Parcel and logistics giant UPS Inc. has ordered eight new 767 Freighter planes from Boeing, increasing its fleet of that cargo jet design to 108 airplanes, the airplane builder said Monday.
The deal comes as global air cargo revenue for 2021 has more than doubled from its level in pre-pandemic 2019 in response to demand from far-flung supply chains and expanding e-commerce, Boeing said.
According to Boeing's 2022 Commercial Market Outlook forecast, carriers will require 2,795 more dedicated freighters over the next 20 years, including 940 new widebodies, 555 widebody converted freighters, and 1,300 standard body conversions. The global freighter fleet will grow to 3,610 airplanes by 2041, up from 2,250 today.

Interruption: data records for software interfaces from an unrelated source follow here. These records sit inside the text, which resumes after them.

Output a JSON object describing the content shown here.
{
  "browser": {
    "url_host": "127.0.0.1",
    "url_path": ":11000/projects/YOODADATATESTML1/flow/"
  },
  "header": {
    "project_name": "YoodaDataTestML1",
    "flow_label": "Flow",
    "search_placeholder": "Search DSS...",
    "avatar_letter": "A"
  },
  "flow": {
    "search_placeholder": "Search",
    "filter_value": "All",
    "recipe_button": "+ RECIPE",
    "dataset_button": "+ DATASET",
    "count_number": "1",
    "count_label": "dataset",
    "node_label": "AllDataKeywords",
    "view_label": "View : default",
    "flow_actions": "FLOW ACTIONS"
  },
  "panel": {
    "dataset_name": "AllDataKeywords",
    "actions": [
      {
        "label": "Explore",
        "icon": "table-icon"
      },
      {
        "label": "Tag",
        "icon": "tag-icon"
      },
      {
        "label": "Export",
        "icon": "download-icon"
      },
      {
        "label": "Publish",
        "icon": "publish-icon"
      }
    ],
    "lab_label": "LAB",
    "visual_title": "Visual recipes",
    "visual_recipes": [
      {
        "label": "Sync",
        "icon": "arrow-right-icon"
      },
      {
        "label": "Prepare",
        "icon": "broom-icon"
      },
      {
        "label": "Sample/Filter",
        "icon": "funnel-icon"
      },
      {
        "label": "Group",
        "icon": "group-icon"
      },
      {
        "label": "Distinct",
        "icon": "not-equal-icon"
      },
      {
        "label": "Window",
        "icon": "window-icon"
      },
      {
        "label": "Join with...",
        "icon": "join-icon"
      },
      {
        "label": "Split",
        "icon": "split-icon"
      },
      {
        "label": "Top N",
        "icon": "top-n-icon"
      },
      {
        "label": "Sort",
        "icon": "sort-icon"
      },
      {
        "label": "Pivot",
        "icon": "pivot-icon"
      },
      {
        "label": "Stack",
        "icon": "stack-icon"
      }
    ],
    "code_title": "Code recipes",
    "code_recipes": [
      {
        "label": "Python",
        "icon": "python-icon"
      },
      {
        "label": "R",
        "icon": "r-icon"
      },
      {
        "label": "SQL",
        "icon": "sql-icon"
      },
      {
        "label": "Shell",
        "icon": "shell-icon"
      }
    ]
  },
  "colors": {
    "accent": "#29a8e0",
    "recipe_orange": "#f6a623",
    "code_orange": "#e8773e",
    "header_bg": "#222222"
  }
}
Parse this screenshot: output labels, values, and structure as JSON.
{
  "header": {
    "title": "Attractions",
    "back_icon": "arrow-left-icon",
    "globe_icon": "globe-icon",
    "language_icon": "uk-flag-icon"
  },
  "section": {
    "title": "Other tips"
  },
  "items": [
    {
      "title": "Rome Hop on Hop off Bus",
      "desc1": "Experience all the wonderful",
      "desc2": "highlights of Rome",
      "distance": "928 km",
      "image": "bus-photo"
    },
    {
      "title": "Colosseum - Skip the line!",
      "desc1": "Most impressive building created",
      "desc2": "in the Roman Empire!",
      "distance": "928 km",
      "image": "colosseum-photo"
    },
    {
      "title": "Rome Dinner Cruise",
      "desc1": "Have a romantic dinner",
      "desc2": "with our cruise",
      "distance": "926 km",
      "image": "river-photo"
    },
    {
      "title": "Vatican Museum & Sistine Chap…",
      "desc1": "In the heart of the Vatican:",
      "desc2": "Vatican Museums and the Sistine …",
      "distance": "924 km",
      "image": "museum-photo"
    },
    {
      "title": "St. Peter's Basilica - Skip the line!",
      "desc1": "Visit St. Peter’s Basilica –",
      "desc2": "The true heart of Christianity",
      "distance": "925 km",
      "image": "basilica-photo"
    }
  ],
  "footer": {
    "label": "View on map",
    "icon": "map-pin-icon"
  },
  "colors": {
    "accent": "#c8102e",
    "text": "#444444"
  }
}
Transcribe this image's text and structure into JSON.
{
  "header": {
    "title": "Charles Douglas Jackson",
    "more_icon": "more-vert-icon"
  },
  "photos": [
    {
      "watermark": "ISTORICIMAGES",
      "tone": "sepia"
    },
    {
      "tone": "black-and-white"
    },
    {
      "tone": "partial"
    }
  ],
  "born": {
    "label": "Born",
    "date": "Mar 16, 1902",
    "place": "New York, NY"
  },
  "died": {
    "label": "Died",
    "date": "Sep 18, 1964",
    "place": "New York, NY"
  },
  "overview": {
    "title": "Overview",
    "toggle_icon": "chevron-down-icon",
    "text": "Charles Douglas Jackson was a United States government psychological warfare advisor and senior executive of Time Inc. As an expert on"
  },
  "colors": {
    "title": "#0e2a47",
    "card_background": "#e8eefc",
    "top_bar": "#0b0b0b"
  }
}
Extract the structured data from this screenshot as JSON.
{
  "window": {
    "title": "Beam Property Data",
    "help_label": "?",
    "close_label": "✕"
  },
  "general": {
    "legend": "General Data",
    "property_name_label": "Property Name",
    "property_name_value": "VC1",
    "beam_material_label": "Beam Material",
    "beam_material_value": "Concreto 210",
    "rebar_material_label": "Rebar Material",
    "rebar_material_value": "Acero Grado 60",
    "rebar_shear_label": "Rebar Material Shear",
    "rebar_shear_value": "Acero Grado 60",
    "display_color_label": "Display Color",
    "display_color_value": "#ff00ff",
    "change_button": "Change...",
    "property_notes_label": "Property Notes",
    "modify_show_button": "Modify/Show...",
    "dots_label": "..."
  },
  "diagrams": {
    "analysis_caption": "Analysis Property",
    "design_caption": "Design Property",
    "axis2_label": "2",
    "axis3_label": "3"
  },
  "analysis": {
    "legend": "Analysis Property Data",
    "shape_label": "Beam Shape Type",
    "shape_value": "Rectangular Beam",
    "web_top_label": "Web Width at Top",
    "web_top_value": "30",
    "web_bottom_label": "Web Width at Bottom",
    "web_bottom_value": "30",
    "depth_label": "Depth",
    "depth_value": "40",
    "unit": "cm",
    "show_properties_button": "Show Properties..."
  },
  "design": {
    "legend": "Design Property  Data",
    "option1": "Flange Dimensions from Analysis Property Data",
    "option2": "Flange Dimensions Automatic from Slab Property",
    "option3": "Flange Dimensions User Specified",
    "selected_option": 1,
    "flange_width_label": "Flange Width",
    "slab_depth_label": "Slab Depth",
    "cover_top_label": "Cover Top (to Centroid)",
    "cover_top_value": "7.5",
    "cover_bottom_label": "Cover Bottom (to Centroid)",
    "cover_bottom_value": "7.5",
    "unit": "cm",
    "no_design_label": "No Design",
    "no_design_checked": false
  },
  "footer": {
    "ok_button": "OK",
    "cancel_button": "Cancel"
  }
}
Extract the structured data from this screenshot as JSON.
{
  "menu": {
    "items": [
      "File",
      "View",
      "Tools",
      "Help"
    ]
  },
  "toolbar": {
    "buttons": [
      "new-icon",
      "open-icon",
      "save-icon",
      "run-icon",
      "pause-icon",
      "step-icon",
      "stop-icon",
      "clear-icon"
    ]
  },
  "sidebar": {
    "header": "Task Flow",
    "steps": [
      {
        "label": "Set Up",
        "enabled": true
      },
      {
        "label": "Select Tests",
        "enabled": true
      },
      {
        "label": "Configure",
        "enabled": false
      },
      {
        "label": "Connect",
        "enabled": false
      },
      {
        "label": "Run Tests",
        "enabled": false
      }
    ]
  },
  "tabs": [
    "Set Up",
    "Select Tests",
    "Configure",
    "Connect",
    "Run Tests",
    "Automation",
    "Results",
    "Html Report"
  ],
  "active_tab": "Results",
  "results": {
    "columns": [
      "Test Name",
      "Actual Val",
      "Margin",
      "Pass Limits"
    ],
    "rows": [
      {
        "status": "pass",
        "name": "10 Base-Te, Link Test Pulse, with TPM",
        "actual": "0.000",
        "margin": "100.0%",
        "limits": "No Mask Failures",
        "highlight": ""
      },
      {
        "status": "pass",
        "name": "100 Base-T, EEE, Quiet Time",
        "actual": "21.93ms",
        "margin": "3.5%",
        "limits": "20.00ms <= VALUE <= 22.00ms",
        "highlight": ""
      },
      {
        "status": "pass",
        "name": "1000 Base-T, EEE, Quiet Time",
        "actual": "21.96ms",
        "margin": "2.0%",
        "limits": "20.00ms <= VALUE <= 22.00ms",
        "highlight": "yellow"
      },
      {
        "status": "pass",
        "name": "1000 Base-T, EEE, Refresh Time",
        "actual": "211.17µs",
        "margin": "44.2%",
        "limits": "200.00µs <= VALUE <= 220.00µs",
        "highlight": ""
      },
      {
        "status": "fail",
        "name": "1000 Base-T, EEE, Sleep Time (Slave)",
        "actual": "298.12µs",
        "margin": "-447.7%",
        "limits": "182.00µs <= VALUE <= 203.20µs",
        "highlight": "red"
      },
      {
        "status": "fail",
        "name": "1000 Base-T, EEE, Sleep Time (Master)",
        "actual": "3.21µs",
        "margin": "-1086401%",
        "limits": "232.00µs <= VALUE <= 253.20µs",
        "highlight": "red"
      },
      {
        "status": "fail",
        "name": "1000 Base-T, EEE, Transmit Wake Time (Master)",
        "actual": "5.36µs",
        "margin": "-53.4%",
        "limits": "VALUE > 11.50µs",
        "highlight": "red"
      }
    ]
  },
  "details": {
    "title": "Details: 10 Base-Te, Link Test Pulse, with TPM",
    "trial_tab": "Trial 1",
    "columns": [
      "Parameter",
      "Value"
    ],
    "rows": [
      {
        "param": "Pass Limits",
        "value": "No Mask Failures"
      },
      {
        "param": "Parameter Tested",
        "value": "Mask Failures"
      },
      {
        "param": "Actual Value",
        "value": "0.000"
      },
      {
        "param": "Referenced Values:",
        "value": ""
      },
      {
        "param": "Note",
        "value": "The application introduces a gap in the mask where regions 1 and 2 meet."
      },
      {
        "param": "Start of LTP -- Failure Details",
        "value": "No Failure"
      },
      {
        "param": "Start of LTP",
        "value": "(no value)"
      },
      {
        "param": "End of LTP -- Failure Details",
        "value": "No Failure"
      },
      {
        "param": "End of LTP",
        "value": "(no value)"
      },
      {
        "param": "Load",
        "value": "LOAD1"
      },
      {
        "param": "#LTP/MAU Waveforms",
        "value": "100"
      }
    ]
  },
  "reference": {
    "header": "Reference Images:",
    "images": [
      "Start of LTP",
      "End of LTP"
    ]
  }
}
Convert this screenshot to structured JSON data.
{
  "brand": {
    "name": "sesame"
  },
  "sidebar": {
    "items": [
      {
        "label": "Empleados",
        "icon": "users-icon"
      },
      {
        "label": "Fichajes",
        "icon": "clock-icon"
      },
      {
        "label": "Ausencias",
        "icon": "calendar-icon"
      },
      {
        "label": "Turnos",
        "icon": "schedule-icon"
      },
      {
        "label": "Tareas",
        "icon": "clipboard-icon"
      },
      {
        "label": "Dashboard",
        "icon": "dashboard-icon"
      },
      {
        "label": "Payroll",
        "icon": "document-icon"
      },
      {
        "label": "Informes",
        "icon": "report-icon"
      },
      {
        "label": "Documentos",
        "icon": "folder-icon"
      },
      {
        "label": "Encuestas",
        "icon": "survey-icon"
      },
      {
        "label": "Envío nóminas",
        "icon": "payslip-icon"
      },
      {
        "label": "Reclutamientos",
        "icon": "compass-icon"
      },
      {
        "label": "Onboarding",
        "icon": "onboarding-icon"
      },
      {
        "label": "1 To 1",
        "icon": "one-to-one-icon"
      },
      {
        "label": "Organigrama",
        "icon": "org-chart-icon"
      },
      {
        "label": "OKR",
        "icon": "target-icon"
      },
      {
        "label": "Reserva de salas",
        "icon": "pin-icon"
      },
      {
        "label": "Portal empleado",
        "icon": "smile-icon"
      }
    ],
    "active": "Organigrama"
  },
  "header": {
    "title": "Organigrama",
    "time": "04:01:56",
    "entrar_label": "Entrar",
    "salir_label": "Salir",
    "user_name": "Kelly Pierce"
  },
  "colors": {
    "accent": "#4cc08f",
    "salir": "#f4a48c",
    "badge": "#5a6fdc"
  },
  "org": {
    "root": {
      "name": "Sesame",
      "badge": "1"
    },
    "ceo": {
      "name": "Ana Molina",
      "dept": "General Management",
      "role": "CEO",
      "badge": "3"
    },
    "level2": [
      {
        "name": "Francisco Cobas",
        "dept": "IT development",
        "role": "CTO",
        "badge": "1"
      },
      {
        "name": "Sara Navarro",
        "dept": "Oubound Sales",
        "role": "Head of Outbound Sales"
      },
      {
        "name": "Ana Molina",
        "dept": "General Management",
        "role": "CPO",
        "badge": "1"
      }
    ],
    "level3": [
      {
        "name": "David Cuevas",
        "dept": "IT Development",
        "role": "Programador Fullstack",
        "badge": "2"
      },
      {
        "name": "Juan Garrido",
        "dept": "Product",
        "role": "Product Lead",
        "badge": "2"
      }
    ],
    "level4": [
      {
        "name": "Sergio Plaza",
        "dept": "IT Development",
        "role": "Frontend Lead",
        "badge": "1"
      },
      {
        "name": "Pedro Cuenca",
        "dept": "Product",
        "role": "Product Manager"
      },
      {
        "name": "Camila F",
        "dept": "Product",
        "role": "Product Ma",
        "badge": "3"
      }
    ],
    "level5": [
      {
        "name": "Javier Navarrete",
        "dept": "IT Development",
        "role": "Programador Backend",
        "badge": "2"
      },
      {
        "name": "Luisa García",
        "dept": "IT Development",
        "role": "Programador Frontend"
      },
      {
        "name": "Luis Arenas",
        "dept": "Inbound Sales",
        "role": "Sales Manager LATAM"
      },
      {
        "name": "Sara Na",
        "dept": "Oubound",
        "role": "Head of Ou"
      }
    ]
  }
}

Terms of the purchase were not released, but UPS said it would begin taking delivery of these new airplanes in 2025, with an additional 767-300 Boeing Converted Freighter (BCF) entering service in late 2023. This purchase builds on UPS's order in 2021 for 19 of the 767 Freighter models.
The 767 Freight airplane is based on the 767-300ER (Extended Range) passenger jet, fitted to carry up to 52.4 tons of revenue cargo with intercontinental range, serving as a platform for long-haul, regional, and feeder markets. UPS was the launch customer for the original 767 Freighter in 1995.
UPS’ order was also historically significant because it came exactly 50 years after Boeing first started building freighter planes. The manufacturer delivered the first widebody freighter, a 747-200, to Lufthansa in 1972. According to Boeing, that design featured a hinged nose door that could load huge objects, allowing shippers and freight forwarders to deliver more goods faster than shipping by sea or truck.